Volunteers in Greene, Polk and Taney counties delegate tasks and help various agencies, anything from moving Christmas decorations, washing windows, to pulling weeds. They’re working to enhance the lives of local citizens like Monique.
“Yeah the clutter has gone away. You know when you see dirt everywhere sometimes, like floors around the baseboards and stuff, when they clean that all up it makes me feel better. It makes it feel like home,” Monique said.
Monique is a resident of Harmony House, which cares for abused women and children. She’s receiving assistance from some of the roughly 60 employees of CoxHealth who were brought to the shelter.
It is actually neat. I have been a part of organizations that did this but it is my first chance to actually participate,” said Morris.
Keith Morris is a grant write for the CoxHealth Foundation. He was joined by Lisa Cox, a more experienced volunteer, who is helping pull weeds outside of the Harmony House facility. It’s her 17th year in the Day of Caring program.

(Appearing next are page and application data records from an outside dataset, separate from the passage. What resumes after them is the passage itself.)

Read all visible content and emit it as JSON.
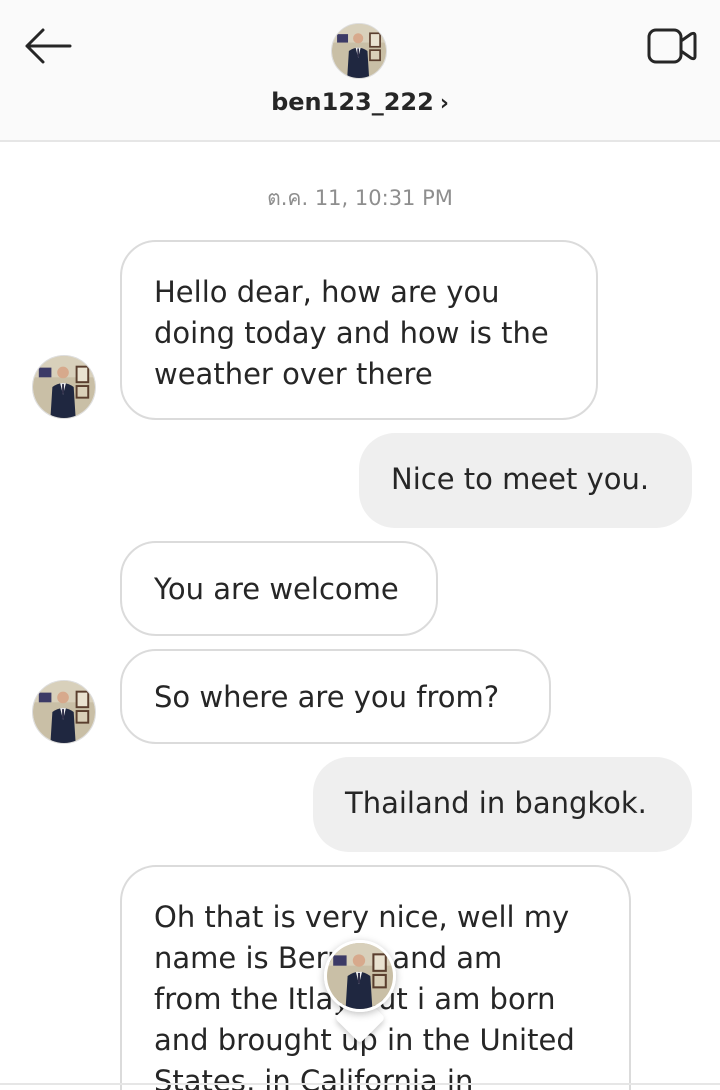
{
  "header": {
    "username": "ben123_222",
    "chevron": "›",
    "back_icon": "arrow-left-icon",
    "video_icon": "video-camera-icon"
  },
  "chat": {
    "timestamp": "ต.ค. 11, 10:31 PM",
    "messages": [
      {
        "direction": "incoming",
        "lines": [
          "Hello dear, how are you",
          "doing today and how is the",
          "weather over there"
        ]
      },
      {
        "direction": "outgoing",
        "lines": [
          "Nice to meet you."
        ]
      },
      {
        "direction": "incoming",
        "lines": [
          "You are welcome"
        ]
      },
      {
        "direction": "incoming",
        "lines": [
          "So where are you from?"
        ]
      },
      {
        "direction": "outgoing",
        "lines": [
          "Thailand in bangkok."
        ]
      },
      {
        "direction": "incoming",
        "lines": [
          "Oh that is very nice, well my",
          "name is Bernier and am",
          "from the Itlay but i am born",
          "and brought up in the United",
          "States, in California in"
        ]
      }
    ]
  },
  "colors": {
    "header_bg": "#fafafa",
    "incoming_bg": "#ffffff",
    "incoming_border": "#dbdbdb",
    "outgoing_bg": "#efefef",
    "timestamp": "#8e8e8e",
    "text": "#262626"
  }
}
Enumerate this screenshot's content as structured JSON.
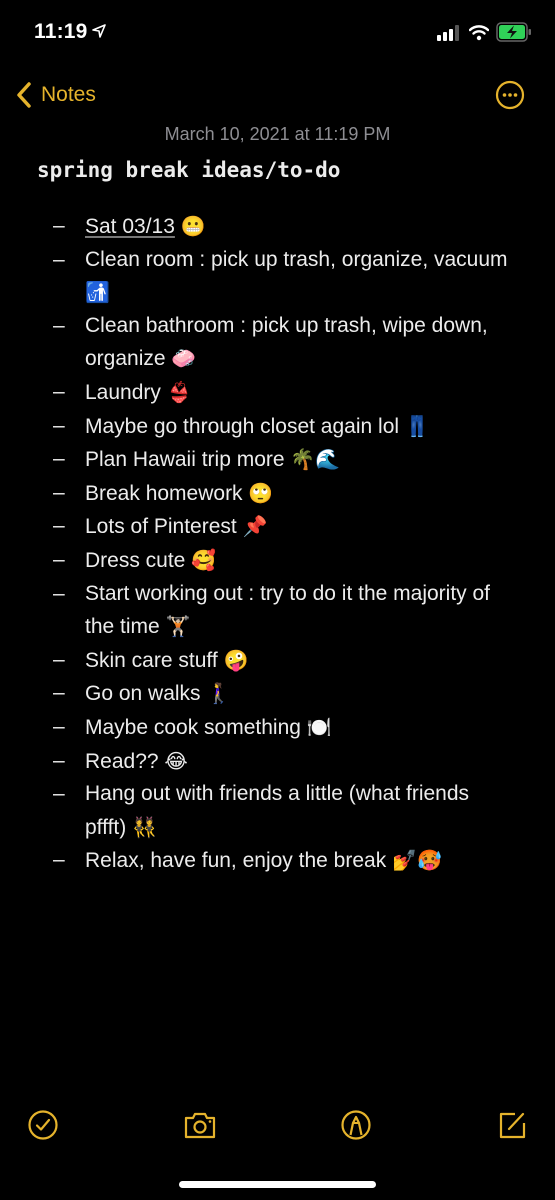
{
  "status_bar": {
    "time": "11:19",
    "location_icon": "location-arrow-icon",
    "signal_icon": "cellular-signal-icon",
    "wifi_icon": "wifi-icon",
    "battery_icon": "battery-charging-icon",
    "battery_color": "#30d158"
  },
  "nav": {
    "back_label": "Notes",
    "back_icon": "chevron-left-icon",
    "more_icon": "ellipsis-circle-icon",
    "accent_color": "#e5b32c"
  },
  "note": {
    "date": "March 10, 2021 at 11:19 PM",
    "title": "spring break ideas/to-do",
    "bullet": "–",
    "items": [
      {
        "text": "Sat 03/13",
        "emoji": "😬",
        "underlined": true
      },
      {
        "text": "Clean room : pick up trash, organize, vacuum",
        "emoji": "🚮"
      },
      {
        "text": "Clean bathroom : pick up trash, wipe down, organize",
        "emoji": "🧼"
      },
      {
        "text": "Laundry",
        "emoji": "👙"
      },
      {
        "text": "Maybe go through closet again lol",
        "emoji": "👖"
      },
      {
        "text": "Plan Hawaii trip more",
        "emoji": "🌴🌊"
      },
      {
        "text": "Break homework",
        "emoji": "🙄"
      },
      {
        "text": "Lots of Pinterest",
        "emoji": "📌"
      },
      {
        "text": "Dress cute",
        "emoji": "🥰"
      },
      {
        "text": "Start working out : try to do it the majority of the time",
        "emoji": "🏋🏻"
      },
      {
        "text": "Skin care stuff",
        "emoji": "🤪"
      },
      {
        "text": "Go on walks",
        "emoji": "🚶‍♀️"
      },
      {
        "text": "Maybe cook something",
        "emoji": "🍽️"
      },
      {
        "text": "Read??",
        "emoji": "😂"
      },
      {
        "text": "Hang out with friends a little (what friends pffft)",
        "emoji": "👯"
      },
      {
        "text": "Relax, have fun, enjoy the break",
        "emoji": "💅🥵"
      }
    ]
  },
  "toolbar": {
    "checklist_icon": "checklist-circle-icon",
    "camera_icon": "camera-icon",
    "markup_icon": "markup-pen-circle-icon",
    "compose_icon": "compose-icon"
  }
}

“It is just kind of a bonus to my day every being outside and enjoying the sun and mostly being with my co-workers. Cox is so big but it is very small in some ways because you get to know people in different ways. This is one of those days where you get to know more people that you work with,” Cox said.
In the day care room, volunteers Tracy Taylor and Jane Thomas sit in miniature chairs while putting together packets of information about what Harmony House is and what the program does.
“Tracy and I have done it for years” said Taylor.
“We are pretty fortunate that our employers allow us a day off to give our time,” Said Thomas.
“It helps the staff here and it helps our clients. It helps the community,” said Taylor.
The United way of the Ozarks strives to increase the understanding of human needs and to mobilize resources to meet these needs through resource development, community building, and project management. Within the year, they hope to raise $4 million, five percent over what they raised last year.
For KSMU News, I’m Shannon Bowers.